Publications[edit]

See also[edit]

References[edit]

  1. ^ Mitchell, Martha. "Keeney, Barnaby (From Martha Mitchell’s Encyclopedia Brunoniana)". Encyclopedia Brunoniana. Brown University. Retrieved 29 November 2012. 
  2. ^ "Claremont Graduate University (educational institution)". NNDB. Retrieved 29 November 2012. 
  3. ^ a b http://www.stepfour.com/hphshall/bk.htm
  4. ^ http://www.quoteshead.com/quotes/barnaby-c.-keeney-quotes.html
  5. ^ "Brown-Tougaloo Exchange records > Historical Note". Rhode Island Archival and Manuscript Collections Online (RIAMCO). Retrieved 6 September 2012. 
  6. ^ Dittmar, John (1995). Local People: The Struggle for Civil Rights in Mississippi (Blacks in the New World). University of Illinois Press. pp. 235–236. ISBN 978-0252065071. 
  7. ^ "Universities: New Blood for Brown". Time. January 28, 1966. Retrieved April 26, 2010. 
  8. ^ "NEH Timeline". About Us > History. National Endowment for the Humanities. Retrieved 6 September 2012. 
  • Mitchell, Martha (1993). "Keeney, Barnaby C.". Encyclopedia Brunoniana. Brown University Library. Retrieved February 12, 2007. 

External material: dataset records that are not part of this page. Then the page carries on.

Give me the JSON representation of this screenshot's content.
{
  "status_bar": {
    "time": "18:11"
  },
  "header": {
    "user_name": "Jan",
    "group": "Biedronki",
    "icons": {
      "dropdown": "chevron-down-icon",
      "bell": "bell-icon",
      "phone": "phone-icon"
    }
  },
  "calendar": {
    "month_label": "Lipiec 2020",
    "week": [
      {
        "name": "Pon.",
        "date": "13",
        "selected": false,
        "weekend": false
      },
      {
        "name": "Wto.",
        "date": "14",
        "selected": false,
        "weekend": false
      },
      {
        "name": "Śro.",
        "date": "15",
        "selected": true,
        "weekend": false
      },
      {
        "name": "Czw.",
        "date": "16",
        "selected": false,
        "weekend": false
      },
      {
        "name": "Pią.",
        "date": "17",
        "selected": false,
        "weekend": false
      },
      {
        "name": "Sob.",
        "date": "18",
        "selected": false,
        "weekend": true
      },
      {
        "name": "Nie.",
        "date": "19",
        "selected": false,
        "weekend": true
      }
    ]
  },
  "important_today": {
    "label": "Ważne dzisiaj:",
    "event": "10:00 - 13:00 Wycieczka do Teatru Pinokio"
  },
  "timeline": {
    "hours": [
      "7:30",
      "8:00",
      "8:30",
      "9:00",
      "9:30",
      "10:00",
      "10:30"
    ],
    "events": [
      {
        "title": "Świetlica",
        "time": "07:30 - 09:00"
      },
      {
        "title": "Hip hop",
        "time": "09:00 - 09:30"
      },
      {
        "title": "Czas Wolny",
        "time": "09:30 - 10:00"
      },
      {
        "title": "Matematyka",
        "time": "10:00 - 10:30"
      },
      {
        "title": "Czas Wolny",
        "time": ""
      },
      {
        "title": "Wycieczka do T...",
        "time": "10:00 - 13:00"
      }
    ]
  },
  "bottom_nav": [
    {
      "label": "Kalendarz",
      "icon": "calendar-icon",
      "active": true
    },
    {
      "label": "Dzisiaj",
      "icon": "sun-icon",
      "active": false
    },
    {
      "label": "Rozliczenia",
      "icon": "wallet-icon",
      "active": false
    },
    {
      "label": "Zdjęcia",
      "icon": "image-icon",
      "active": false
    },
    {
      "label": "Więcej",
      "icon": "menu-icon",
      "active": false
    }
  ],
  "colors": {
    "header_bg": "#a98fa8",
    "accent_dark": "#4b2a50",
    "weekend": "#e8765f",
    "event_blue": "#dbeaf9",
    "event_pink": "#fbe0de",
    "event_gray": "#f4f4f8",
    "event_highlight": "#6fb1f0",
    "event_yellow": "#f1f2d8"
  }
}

External links[edit]

Academic offices
Preceded by
Henry Wriston
President of Brown University
1955–1966
Succeeded by
Ray Heffner